I stopped short at David Carr's piece yesterday on the Palin marketing industry. His points on how this media celebrity can generate huge amounts of income from completely integrity-free media are, of course, well-taken. Palin has indeed cleaned up, thanks mainly to Roger Ailes and his fixation on ratings, and HarperCollins, whose soul was mortgaged years ago. She has a TV clip-show. She can read a Teleprompter well, which is about the only thing her college degree - sports journalism - qualified her for. She knows how to project cheeriness and peppiness and goshdarnit schtick. And all these have a place in the market and even in national discourse. No one would give a damn if the GOP hadn't decided to place this pageant-winner as a potential president in the last election; or if there weren't a real likelihood of her running for serious public office at the same level in 2012.

With any luck, the money will keep her from the Oval Office.
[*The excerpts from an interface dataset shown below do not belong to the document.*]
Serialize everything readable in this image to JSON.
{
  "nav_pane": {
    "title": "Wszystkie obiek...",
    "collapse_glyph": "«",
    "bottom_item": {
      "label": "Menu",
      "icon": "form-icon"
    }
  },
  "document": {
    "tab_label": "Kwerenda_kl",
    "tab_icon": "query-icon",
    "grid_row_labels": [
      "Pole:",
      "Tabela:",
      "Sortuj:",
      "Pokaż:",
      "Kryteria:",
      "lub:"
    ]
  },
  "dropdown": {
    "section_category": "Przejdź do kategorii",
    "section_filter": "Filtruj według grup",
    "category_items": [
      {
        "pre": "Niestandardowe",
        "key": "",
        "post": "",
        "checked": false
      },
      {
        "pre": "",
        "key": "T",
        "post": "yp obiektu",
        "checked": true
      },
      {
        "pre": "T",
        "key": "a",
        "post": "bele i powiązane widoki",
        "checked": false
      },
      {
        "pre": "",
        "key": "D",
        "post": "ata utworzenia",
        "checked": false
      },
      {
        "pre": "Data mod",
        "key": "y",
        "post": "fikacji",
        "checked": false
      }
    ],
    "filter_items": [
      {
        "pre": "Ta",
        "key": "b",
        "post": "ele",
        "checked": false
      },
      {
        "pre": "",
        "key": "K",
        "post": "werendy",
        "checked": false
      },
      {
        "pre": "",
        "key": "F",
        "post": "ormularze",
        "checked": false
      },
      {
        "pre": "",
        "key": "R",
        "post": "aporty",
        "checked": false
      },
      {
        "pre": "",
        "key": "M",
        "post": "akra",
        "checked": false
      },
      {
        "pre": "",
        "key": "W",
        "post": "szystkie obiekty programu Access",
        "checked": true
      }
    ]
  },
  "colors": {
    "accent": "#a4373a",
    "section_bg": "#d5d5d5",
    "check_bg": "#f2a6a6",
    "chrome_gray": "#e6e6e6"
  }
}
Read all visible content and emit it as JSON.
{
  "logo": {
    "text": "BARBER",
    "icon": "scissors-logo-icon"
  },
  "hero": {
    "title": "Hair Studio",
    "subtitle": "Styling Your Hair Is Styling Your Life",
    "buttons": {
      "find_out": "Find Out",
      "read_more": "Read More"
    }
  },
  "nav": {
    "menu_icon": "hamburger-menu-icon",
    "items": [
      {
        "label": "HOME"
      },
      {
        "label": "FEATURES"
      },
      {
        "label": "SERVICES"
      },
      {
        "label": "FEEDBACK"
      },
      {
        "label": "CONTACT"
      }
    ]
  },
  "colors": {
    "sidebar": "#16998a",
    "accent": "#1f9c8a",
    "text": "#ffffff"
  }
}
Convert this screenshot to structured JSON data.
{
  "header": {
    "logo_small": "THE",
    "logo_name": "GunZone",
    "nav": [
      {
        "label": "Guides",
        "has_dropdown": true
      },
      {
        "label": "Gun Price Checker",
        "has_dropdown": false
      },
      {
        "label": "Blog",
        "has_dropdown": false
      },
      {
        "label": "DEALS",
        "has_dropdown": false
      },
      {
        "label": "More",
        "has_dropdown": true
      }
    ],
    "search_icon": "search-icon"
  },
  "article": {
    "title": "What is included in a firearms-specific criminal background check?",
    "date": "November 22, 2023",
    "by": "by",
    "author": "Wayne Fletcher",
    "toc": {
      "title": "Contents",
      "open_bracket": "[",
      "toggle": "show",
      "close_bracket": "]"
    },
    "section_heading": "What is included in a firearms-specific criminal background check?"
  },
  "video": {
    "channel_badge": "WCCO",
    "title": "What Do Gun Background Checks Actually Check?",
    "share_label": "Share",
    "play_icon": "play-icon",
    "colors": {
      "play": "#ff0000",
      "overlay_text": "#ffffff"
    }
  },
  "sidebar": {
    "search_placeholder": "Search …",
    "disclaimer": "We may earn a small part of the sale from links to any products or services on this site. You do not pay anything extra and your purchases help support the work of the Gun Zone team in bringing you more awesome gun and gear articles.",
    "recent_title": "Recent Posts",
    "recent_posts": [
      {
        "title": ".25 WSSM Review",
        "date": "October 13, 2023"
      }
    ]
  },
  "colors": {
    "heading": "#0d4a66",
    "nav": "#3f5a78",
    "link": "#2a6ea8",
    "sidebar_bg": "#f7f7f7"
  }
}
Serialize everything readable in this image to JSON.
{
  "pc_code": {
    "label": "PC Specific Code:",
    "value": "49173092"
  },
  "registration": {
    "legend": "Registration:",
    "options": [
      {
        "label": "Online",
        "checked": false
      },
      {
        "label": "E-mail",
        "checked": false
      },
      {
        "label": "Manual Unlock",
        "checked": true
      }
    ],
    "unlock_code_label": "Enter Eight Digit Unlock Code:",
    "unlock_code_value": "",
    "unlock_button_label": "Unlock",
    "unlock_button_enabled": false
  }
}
But here's where I stopped dead in my tracks reading David's piece. This sentence:

I’m from Minnesota, which is sometimes considered the southernmost tip of Alaska, and her way of speaking in credulous golly-gee may have been off-putting to some, but there is a kind of authenticity there that no image handler could conjure.

Whatever else Palin is, she is not authentic.

Her flimsy record of public service has been festooned with so many lies and delusions and fantasies on her part it beggars belief. Her book is self-evidently the product of a dangerously delusional fanatic. She poses as a "real American" from the heartland, yet she has done everything in her power to escape that heartland and find refuge in celebrity. 

If anyone is phony in American culture, it is Palin. And those who profit off her. They have a right to do that, as she has a right to invent a past and an identity and a politics from minute to minute. But please drop the idea that she is authentic.

The only thing authentically American about her is her total lack of scruples in making a living. But she won't admit that either.

We want to hear what you think about this article. Submit a letter to the editor or write to letters@theatlantic.com.